* What is expected: What lines below contain the word "subtitle"? Please pull each one out.

* Entries from a dataset of interfaces:
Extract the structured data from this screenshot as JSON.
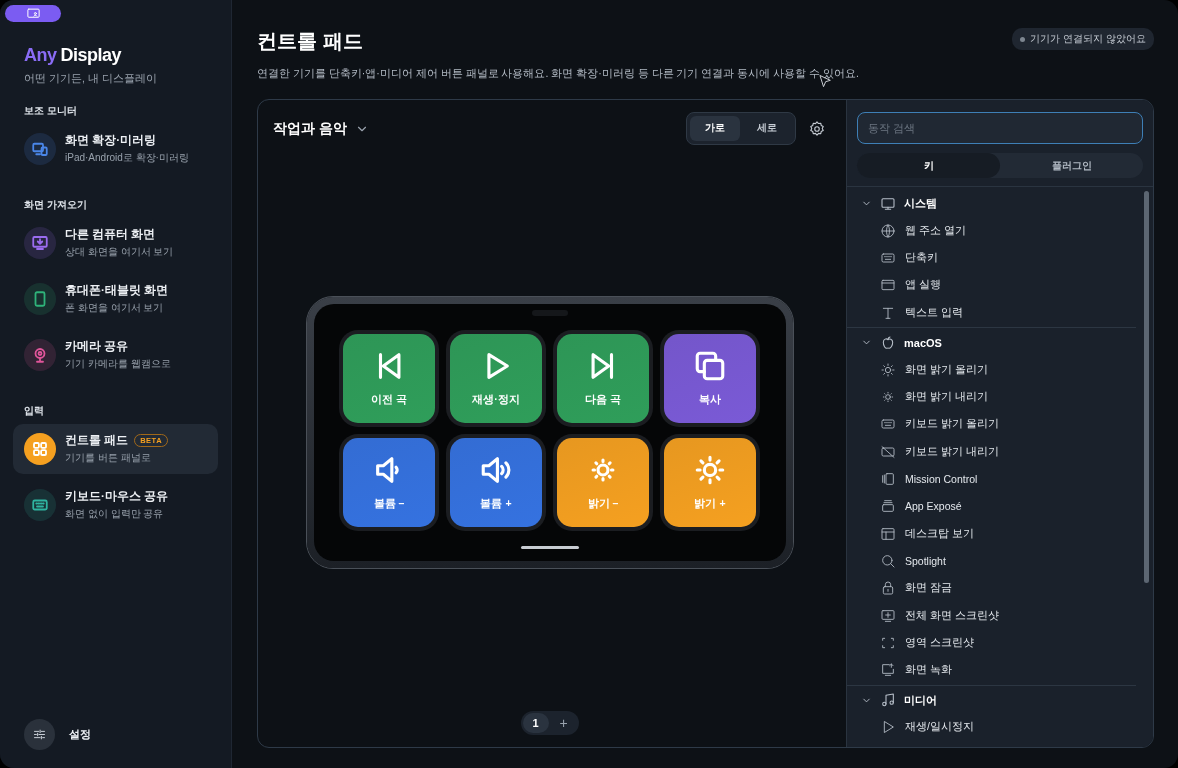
{
  "sidebar": {
    "logo_accent": "Any",
    "logo_rest": "Display",
    "tagline": "어떤 기기든, 내 디스플레이",
    "sections": [
      {
        "title": "보조 모니터",
        "items": [
          {
            "title": "화면 확장·미러링",
            "subtitle": "iPad·Android로 확장·미러링",
            "color": "#4a86e8",
            "selected": false
          }
        ]
      },
      {
        "title": "화면 가져오기",
        "items": [
          {
            "title": "다른 컴퓨터 화면",
            "subtitle": "상대 화면을 여기서 보기",
            "color": "#9b6cf0",
            "selected": false
          },
          {
            "title": "휴대폰·태블릿 화면",
            "subtitle": "폰 화면을 여기서 보기",
            "color": "#2fb37a",
            "selected": false
          },
          {
            "title": "카메라 공유",
            "subtitle": "기기 카메라를 웹캠으로",
            "color": "#e0559a",
            "selected": false
          }
        ]
      },
      {
        "title": "입력",
        "items": [
          {
            "title": "컨트롤 패드",
            "subtitle": "기기를 버튼 패널로",
            "badge": "BETA",
            "color": "#f5a020",
            "selected": true
          },
          {
            "title": "키보드·마우스 공유",
            "subtitle": "화면 없이 입력만 공유",
            "color": "#2fb3a0",
            "selected": false
          }
        ]
      }
    ],
    "settings": "설정"
  },
  "main": {
    "title": "컨트롤 패드",
    "description": "연결한 기기를 단축키·앱·미디어 제어 버튼 패널로 사용해요. 화면 확장·미러링 등 다른 기기 연결과 동시에 사용할 수 있어요.",
    "status": "기기가 연결되지 않았어요"
  },
  "panel": {
    "profile": "작업과 음악",
    "orientation": [
      {
        "label": "가로",
        "selected": true
      },
      {
        "label": "세로",
        "selected": false
      }
    ],
    "keys": [
      {
        "label": "이전 곡",
        "color": "#2f9e5a"
      },
      {
        "label": "재생·정지",
        "color": "#2f9e5a"
      },
      {
        "label": "다음 곡",
        "color": "#2f9e5a"
      },
      {
        "label": "복사",
        "color": "#7a5ad6"
      },
      {
        "label": "볼륨 –",
        "color": "#3572e0"
      },
      {
        "label": "볼륨 +",
        "color": "#3572e0"
      },
      {
        "label": "밝기 –",
        "color": "#f5a020"
      },
      {
        "label": "밝기 +",
        "color": "#f5a020"
      }
    ],
    "pages": [
      {
        "label": "1",
        "selected": true
      }
    ],
    "add_page": "+"
  },
  "actions": {
    "search": {
      "placeholder": "동작 검색"
    },
    "tabs": [
      {
        "label": "키",
        "selected": true
      },
      {
        "label": "플러그인",
        "selected": false
      }
    ],
    "groups": [
      {
        "title": "시스템",
        "expanded": true,
        "items": [
          "웹 주소 열기",
          "단축키",
          "앱 실행",
          "텍스트 입력"
        ]
      },
      {
        "title": "macOS",
        "expanded": true,
        "items": [
          "화면 밝기 올리기",
          "화면 밝기 내리기",
          "키보드 밝기 올리기",
          "키보드 밝기 내리기",
          "Mission Control",
          "App Exposé",
          "데스크탑 보기",
          "Spotlight",
          "화면 잠금",
          "전체 화면 스크린샷",
          "영역 스크린샷",
          "화면 녹화"
        ]
      },
      {
        "title": "미디어",
        "expanded": true,
        "items": [
          "재생/일시정지"
        ]
      }
    ]
  }
}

* Written response:
            "subtitle": "iPad·Android로 확장·미러링",
            "subtitle": "상대 화면을 여기서 보기",
            "subtitle": "폰 화면을 여기서 보기",
            "subtitle": "기기 카메라를 웹캠으로",
            "subtitle": "기기를 버튼 패널로",
            "subtitle": "화면 없이 입력만 공유",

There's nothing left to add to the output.